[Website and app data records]
*** Begin section ***

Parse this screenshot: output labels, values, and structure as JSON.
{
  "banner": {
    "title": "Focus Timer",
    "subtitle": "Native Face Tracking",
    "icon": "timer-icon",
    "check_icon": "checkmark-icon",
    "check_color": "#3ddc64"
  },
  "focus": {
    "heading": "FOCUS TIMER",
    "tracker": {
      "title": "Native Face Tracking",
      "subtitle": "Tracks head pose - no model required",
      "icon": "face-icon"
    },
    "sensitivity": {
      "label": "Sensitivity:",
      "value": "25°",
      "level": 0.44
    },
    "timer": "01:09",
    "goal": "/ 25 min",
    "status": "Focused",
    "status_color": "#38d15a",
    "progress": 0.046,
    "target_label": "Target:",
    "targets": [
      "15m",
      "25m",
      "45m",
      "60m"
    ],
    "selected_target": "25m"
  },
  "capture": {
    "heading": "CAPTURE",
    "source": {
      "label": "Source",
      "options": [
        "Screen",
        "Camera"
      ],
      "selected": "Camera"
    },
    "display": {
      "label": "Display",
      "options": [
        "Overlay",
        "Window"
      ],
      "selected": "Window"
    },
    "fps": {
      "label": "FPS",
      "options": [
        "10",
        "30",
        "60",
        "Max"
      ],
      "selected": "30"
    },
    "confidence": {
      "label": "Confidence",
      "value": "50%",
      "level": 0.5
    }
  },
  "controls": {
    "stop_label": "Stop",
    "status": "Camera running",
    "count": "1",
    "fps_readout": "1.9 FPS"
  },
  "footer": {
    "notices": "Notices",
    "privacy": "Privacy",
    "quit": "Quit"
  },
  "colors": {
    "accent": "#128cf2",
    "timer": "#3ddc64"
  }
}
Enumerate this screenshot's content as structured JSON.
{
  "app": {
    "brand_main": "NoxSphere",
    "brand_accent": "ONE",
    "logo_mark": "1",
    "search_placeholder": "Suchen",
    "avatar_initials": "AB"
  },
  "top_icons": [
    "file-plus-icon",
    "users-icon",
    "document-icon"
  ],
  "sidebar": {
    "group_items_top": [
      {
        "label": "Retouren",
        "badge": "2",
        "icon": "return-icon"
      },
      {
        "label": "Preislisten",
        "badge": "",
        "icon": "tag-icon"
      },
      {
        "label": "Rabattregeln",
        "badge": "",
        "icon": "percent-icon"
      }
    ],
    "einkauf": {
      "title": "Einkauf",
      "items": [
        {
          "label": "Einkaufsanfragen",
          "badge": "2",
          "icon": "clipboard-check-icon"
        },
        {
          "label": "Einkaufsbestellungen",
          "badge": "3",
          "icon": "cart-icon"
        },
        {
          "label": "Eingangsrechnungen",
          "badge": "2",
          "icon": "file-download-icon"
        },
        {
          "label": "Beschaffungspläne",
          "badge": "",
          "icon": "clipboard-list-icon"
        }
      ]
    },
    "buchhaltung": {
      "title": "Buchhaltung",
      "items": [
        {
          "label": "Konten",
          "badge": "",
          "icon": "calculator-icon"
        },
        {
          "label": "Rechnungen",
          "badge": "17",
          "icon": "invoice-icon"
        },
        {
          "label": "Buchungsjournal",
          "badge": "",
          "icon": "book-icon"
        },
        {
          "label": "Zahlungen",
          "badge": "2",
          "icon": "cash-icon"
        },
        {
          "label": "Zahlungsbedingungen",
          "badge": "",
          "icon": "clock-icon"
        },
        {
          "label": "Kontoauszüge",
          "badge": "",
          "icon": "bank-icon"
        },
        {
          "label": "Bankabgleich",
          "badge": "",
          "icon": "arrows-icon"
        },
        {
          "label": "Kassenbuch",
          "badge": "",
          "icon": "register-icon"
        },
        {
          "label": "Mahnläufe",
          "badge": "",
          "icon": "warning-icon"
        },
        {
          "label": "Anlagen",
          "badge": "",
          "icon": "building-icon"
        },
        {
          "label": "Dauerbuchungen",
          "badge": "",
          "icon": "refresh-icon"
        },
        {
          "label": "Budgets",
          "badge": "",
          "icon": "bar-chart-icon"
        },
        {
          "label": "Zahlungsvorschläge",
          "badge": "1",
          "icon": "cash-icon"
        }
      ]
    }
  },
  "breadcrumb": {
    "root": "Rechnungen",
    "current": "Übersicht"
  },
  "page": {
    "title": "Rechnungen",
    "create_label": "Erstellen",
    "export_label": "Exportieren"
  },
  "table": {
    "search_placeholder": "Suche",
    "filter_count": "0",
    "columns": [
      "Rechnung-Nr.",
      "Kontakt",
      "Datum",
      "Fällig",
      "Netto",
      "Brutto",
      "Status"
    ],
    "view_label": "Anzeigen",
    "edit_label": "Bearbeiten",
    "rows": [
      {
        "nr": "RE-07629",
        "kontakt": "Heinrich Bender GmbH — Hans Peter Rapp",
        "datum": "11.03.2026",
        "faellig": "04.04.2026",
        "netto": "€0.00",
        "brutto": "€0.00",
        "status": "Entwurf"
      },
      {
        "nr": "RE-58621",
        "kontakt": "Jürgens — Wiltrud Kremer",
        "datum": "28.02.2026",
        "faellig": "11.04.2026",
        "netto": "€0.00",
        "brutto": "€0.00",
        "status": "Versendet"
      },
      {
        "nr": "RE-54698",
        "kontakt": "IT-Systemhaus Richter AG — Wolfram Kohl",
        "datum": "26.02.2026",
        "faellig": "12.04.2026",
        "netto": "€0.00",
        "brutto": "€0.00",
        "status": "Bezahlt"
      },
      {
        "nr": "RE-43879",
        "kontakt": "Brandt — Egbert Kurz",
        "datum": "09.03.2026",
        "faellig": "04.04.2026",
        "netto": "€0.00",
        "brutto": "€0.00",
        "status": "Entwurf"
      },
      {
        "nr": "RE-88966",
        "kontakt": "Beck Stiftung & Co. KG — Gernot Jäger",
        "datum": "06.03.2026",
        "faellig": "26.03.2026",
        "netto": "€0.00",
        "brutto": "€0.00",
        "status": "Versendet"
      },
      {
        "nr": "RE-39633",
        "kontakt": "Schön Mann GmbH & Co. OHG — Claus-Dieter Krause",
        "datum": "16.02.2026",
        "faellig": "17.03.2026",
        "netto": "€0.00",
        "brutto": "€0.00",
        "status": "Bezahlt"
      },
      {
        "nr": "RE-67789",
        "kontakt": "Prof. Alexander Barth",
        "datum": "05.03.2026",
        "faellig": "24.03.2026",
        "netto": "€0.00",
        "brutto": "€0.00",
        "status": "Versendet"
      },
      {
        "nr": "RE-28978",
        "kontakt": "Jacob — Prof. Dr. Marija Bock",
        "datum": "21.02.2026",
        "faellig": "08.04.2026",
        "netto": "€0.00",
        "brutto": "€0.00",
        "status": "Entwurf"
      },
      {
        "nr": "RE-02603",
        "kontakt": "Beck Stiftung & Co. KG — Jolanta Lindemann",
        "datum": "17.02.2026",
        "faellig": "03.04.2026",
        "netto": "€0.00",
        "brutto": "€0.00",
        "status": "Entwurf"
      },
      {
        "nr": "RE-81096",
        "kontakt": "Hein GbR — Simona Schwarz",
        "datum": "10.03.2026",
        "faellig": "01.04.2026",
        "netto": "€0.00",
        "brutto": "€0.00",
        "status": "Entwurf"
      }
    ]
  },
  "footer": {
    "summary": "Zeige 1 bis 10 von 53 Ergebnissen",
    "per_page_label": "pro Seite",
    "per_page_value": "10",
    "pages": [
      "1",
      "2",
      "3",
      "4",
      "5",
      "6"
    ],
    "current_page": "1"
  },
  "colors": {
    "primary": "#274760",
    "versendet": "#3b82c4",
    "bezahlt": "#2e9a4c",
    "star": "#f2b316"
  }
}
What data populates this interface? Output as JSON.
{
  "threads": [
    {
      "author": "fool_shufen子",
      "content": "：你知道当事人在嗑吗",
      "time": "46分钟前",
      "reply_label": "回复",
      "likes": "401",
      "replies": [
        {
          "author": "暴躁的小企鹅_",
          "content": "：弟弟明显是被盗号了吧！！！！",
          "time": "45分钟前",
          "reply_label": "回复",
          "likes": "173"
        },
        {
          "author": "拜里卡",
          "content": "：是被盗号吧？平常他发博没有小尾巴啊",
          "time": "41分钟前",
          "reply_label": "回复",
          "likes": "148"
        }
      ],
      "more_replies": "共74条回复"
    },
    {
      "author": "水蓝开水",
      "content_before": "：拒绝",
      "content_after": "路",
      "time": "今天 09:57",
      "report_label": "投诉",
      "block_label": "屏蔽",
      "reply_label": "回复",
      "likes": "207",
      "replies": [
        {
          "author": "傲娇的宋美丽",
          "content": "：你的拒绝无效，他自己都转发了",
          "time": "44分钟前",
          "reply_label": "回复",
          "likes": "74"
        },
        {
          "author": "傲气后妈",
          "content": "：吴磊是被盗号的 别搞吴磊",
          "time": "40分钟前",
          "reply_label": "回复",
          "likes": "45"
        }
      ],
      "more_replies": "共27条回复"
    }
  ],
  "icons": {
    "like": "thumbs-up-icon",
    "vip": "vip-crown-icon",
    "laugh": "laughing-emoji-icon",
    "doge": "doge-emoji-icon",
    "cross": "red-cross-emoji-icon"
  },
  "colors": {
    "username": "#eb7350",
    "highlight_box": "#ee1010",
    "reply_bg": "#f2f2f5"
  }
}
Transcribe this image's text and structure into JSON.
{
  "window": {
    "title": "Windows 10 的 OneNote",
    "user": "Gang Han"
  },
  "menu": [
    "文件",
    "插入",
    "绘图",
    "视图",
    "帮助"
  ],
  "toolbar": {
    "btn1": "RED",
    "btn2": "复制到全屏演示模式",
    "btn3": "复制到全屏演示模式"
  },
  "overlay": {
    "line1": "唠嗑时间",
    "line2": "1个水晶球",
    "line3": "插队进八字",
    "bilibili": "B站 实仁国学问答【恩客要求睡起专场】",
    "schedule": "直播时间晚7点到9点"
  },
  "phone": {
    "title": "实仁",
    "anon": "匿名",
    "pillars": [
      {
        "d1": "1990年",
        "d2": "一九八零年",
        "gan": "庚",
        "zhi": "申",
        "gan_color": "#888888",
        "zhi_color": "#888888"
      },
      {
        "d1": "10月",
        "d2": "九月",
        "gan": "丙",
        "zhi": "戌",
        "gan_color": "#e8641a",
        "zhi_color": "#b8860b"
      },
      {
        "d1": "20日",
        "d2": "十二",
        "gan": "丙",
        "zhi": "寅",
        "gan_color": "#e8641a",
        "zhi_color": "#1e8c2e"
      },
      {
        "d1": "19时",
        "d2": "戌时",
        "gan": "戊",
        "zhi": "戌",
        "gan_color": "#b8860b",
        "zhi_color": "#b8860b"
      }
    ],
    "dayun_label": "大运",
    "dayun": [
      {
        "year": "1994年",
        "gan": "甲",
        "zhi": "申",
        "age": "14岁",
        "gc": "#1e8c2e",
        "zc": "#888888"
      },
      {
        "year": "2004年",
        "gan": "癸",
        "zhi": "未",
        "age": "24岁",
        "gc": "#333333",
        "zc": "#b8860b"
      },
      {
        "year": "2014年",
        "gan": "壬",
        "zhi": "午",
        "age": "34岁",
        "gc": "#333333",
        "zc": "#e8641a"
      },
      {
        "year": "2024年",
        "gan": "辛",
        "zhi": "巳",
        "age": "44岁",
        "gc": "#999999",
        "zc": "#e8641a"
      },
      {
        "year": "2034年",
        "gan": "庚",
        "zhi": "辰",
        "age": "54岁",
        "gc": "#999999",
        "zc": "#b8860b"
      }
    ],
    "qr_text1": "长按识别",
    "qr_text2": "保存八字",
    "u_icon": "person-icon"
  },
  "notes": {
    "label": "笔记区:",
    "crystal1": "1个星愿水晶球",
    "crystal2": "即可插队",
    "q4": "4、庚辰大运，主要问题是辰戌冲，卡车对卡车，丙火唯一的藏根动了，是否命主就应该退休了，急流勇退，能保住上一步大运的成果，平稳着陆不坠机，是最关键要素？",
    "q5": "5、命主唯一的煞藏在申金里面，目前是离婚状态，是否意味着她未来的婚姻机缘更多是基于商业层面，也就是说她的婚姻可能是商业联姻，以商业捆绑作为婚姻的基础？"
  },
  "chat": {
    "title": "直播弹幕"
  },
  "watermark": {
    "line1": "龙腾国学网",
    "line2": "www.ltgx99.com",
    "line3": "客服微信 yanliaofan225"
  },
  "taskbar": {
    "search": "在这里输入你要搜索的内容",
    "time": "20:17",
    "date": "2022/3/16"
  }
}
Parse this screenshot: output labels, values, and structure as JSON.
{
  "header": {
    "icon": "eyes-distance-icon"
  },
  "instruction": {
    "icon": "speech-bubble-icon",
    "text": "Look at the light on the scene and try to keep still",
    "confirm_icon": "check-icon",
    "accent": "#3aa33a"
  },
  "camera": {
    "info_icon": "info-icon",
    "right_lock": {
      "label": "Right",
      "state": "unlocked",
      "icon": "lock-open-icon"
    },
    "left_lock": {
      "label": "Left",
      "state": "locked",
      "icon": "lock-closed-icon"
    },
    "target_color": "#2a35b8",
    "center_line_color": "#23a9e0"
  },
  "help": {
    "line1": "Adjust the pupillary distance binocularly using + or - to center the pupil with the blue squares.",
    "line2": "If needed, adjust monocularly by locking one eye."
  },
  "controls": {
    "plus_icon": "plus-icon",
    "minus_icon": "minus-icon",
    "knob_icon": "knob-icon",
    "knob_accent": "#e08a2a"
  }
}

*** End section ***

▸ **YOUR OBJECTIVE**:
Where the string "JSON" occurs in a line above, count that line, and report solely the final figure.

▸ **WRITTEN SOLUTION**:
5